Monday, May 5, 2014

ISM Services Up…QE to End in October…Fed Might Raise Rates Earlier…

“The ISM's nonmanufacturing purchasing manager’s index increased to 55.2 in April from 53.1 in March…Within the ISM nonmanufacturing survey, "the majority of survey respondents' comments indicate that both business conditions and the economy are improving."  Story at…

“The Federal Reserve will likely bring its massive bond-buying program to an end in October, and only after that will it consider when to raise U.S. interest rates, a top Fed official said on Sunday. ‘I personally expect us to end that program in October," Dallas Federal Reserve Bank President Richard Fisher said in an interview on Fox News. "Then we have to see how the economy is doing, including these broader measures of unemployment and where we stand before we can talk about how we might move the short-term rate.’" Story at…
Even “considering” a rate raise in October will be too early for the Markets.
THE END IS NEAR (Hussman Funds)
"Taking the broad stock market as a whole, and considering all stocks – not simply the largest of the large caps – investors are now making the broadest and most leveraged bet on overvalued equities in U.S. history. Conditions somehow do not feel so dangerous because profit margins are cyclically extreme, but I suspect that this only means that investors will be surprised by the depth of the markets losses, as they were in 2000-2002 and 2007-2009. The lessons on this really are freely available all the way back to the South Sea Bubble. Meanwhile, with Bernanke out, the Federal Reserve no longer appears inclined to pursue his wildly experimental and financially distorting policies.
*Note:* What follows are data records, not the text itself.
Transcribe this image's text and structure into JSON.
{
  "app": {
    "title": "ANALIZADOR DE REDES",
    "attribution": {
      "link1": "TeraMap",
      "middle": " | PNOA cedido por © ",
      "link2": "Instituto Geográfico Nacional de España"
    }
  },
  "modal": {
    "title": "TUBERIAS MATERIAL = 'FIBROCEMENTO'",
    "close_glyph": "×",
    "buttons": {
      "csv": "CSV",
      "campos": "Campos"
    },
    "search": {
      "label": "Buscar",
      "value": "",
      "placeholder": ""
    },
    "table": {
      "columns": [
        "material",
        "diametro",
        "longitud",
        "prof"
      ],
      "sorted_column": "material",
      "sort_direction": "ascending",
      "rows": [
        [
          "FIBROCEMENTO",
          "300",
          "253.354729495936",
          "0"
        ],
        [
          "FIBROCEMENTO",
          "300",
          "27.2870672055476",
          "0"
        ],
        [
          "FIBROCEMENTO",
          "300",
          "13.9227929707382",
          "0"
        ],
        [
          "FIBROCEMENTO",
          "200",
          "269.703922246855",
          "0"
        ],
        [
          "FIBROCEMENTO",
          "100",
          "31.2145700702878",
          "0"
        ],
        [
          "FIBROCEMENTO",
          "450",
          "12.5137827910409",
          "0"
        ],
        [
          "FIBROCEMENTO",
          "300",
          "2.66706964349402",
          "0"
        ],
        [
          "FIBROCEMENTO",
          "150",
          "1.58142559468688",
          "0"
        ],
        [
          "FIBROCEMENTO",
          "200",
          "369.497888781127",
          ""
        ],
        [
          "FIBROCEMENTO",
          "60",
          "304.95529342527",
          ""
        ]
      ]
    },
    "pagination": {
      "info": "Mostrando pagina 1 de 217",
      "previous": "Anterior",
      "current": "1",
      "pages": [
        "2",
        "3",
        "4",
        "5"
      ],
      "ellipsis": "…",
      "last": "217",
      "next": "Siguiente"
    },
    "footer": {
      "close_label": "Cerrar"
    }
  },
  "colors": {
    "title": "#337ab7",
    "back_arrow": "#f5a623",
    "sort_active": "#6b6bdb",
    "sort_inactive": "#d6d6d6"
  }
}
That’s not a good mix for speculators, and there may not be much time left until Judgment Day.” – John Hussman, PhD.  Excerpted from Hussman Funds Weekly Market Commentary for 5 May 2014 at…

Monday, the S&P 500 was UP about  0.2% to 1885 (rounded).
VIX rose about 3% to 13.29. Values of VIX in the range of 12 to 13 have ocurred at short-term tops in 2013.
The yield on the 10-year Treasury Note rose slightly to 2.61% at the close.
The Bond Ghouls are worried about the stock market.  If the smart money is selling, some are buying bonds. 

The slope of S&P 500 is relatively flat and this pattern has persisted since 30 December.  Going back to December of 2009 I have only seen one instance when the S&P was moving upward at such a slow pace for this length of time and that was from mid-May to Mid-September of 2013.  That period was followed by about a 5% retreat to the lower trend line.
I’m going to make this point until the S&P 500 breaks thru the old highs: The S&P 500 has closed within about 1% of the all-time high of 1891 27-times since 1 Jan 2014.It needs to punch higher or the correction will be back.  The prior high was 1891 so, not yet.
The Relative Strength Indicator (RSI) remains “overbought” Monday at 78.  In simple language, RSI is a technical indicator that shows the percentile of the size of up-moves compared to the size of all moves (up and down) over a given period of time usually 14-days.  An RSI (SMA) of 78 (based on the 14-day simple moving average) means that the up moves are in the 78th percentile of all moves during the recent 14-day period and that is a strong value signifying “overbought.”

I mentioned a few other “suggestions” in yesterday’s blog-post.

The 10-day moving average of stocks advancing on the NYSE declined to 54% at the close.  (A number above 50% for the 10-day average is generally good news for the market.) New-highs outpaced new-lows Monday.  The spread (new-highs minus new-lows) was +56.  (It was +112 Friday.) The 10-day moving average of change in the spread was minus-3.  In other words, over the last 10-days, on average, the spread has DECREASED by 3 each day. The smoothed 10-dMA of up-volume continued to decline today.  Only Breadth is positive.  The internals remained neutral on the market.

Market Internals are a decent trend-following analysis of current market action, but should not be used alone for short term trading. They are usually right, but they are often late.  They are most useful when they diverge from the Index.  In 2013, using these internals alone would have made a 16% return vs. 30% for the S&P 500 (in on Positive out on Negative – no shorting).  Of course, few trend-following systems will do well in an extreme low-volatility, straight-up year like 2013.

The NTSM analytical model for LONG-TERM MONEY remained HOLD Monday.  Sentiment climbed to 85%-bulls (5-dMA of {bulls/(bulls+bears)} for funds invested in selected Rydex/Guggenheim funds. This is a very high number and on a statistical basis Sentiment is negative.  Price, VIX & Volume indicators are neutral.

I increased my stock allocation to 50% invested in stocks on 26 March because of the NTSM indicators turned positive Monday (24 Mar) at the close.  50% in stocks is fully invested for me, given my age (semi-retired) and the risk inherent in today’s stock market. I am watching closely to see if it is time to reduce my long-term stock holdings.